WORK TO COMPLETE:
Work out how many lines in the following entries contain the string "with", and write only that number.
-- MATERIAL TO PROCESS follows --
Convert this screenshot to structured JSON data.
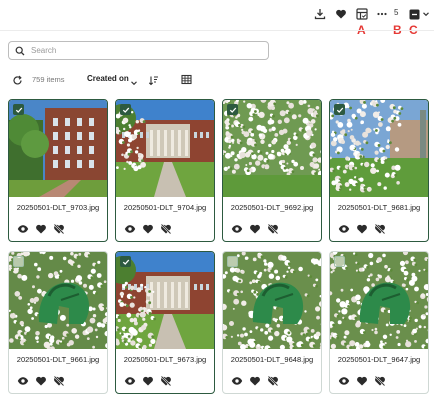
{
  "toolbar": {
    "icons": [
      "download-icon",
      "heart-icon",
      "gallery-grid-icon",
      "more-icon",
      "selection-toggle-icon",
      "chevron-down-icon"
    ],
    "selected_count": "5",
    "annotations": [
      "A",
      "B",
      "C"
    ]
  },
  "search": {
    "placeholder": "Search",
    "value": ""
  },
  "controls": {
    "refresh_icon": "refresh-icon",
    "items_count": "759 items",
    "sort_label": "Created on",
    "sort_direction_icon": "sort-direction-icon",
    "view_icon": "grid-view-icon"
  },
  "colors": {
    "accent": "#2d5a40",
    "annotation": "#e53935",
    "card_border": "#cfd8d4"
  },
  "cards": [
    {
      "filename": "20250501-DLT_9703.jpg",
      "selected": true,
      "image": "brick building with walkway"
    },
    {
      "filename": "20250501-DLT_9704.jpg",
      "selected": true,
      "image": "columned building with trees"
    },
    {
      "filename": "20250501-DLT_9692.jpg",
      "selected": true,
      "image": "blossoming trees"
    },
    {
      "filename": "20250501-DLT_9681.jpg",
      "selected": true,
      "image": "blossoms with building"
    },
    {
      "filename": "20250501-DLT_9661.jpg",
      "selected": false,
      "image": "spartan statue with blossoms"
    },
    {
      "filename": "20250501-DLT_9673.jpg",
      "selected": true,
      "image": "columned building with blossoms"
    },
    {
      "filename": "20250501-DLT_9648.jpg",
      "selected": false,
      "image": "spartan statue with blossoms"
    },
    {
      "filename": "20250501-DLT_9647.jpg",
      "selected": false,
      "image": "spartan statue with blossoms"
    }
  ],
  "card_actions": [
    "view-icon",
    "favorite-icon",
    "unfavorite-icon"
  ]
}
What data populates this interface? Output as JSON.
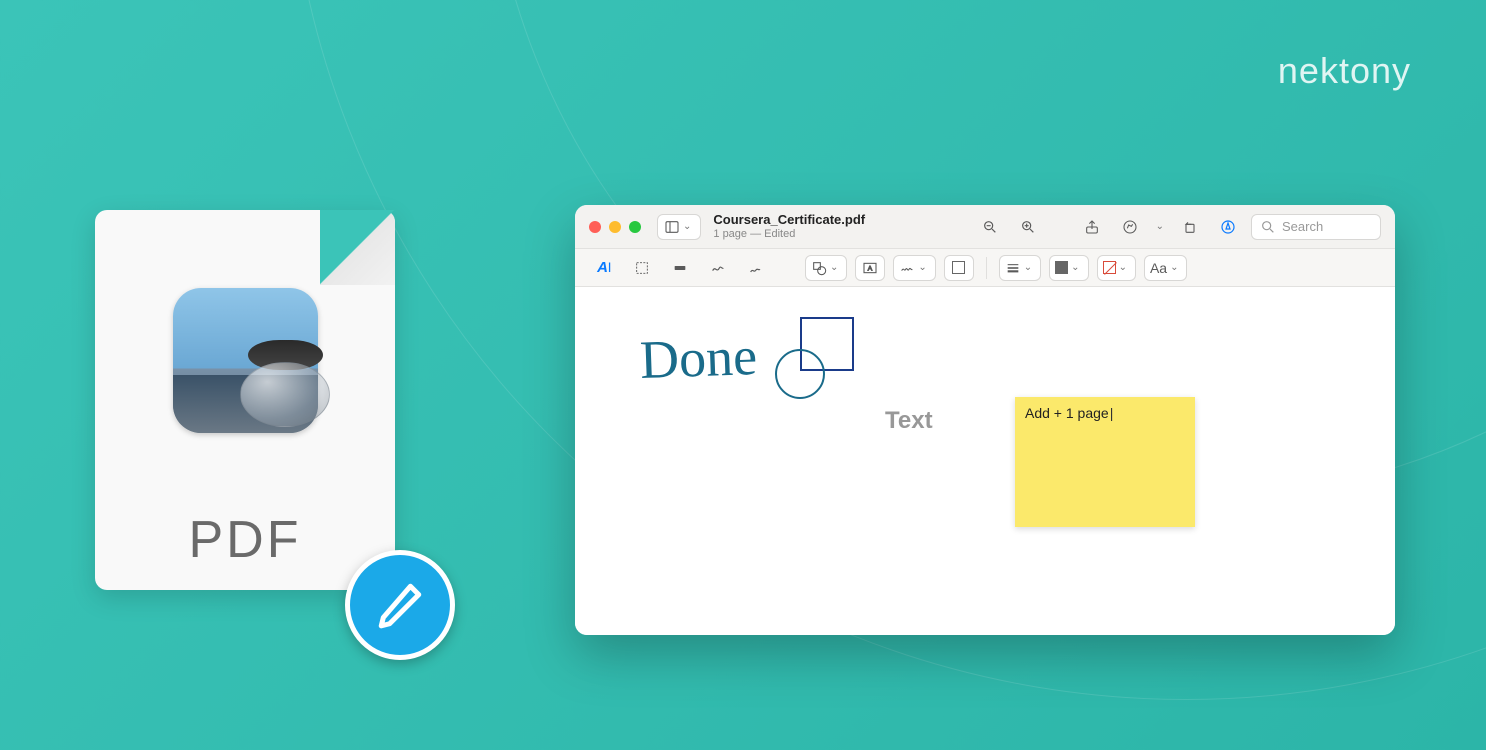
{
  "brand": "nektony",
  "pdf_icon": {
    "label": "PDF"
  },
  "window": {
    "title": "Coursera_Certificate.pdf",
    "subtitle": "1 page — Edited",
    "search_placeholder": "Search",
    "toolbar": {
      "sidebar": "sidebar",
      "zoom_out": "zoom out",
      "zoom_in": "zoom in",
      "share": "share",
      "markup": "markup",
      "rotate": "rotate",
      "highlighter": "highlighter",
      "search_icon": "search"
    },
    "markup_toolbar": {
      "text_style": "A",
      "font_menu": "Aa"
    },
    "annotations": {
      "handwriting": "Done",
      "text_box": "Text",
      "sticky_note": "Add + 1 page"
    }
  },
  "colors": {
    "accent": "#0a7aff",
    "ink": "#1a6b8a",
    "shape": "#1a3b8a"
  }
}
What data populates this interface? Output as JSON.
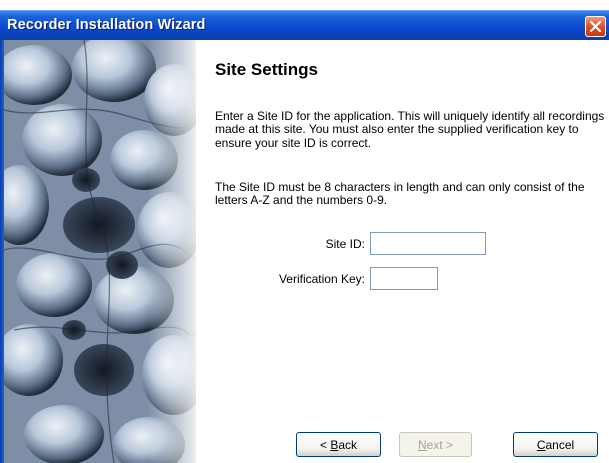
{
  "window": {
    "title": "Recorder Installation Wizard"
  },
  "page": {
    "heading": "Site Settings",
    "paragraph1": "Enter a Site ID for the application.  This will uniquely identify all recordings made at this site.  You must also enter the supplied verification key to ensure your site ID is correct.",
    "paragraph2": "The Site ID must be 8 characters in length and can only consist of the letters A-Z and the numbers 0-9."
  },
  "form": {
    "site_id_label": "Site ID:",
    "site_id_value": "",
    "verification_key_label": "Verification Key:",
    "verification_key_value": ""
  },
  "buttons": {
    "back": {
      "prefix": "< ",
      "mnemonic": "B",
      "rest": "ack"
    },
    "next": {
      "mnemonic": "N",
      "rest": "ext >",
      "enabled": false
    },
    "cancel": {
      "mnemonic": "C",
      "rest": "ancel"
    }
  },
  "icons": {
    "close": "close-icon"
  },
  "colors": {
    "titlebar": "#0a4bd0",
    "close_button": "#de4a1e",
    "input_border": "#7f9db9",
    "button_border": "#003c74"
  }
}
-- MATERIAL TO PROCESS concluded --
YOUR RESPONSE:
7